*Work request*. Look through the data below and, wherever a line carries the word "legend", please copy that line.

....................

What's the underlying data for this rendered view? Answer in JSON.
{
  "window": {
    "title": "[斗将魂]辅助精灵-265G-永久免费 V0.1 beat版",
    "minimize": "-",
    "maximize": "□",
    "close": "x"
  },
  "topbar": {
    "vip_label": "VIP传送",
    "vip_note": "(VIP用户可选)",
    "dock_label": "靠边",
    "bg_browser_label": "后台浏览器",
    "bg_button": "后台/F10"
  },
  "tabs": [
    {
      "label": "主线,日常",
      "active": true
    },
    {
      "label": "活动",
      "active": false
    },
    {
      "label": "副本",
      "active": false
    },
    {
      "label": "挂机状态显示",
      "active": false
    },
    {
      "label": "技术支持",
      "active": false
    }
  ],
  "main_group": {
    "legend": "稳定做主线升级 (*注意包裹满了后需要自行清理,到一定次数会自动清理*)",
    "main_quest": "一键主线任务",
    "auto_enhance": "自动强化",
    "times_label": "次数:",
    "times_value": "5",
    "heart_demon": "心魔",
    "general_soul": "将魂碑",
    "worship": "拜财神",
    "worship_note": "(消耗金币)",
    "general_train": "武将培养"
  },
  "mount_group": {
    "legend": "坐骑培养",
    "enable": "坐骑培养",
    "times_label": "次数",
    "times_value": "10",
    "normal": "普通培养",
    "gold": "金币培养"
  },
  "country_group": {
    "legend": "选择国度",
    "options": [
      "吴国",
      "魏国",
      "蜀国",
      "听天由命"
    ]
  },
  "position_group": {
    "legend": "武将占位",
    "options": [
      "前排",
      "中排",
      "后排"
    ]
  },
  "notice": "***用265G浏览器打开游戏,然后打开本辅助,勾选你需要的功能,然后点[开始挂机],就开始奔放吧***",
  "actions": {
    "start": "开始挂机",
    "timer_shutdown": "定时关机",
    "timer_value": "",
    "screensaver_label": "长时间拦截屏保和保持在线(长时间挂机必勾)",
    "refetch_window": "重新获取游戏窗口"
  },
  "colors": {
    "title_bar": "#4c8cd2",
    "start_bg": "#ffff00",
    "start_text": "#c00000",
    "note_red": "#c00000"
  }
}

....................

*Problem solution*.
    "legend": "稳定做主线升级 (*注意包裹满了后需要自行清理,到一定次数会自动清理*)",
    "legend": "坐骑培养",
    "legend": "选择国度",
    "legend": "武将占位",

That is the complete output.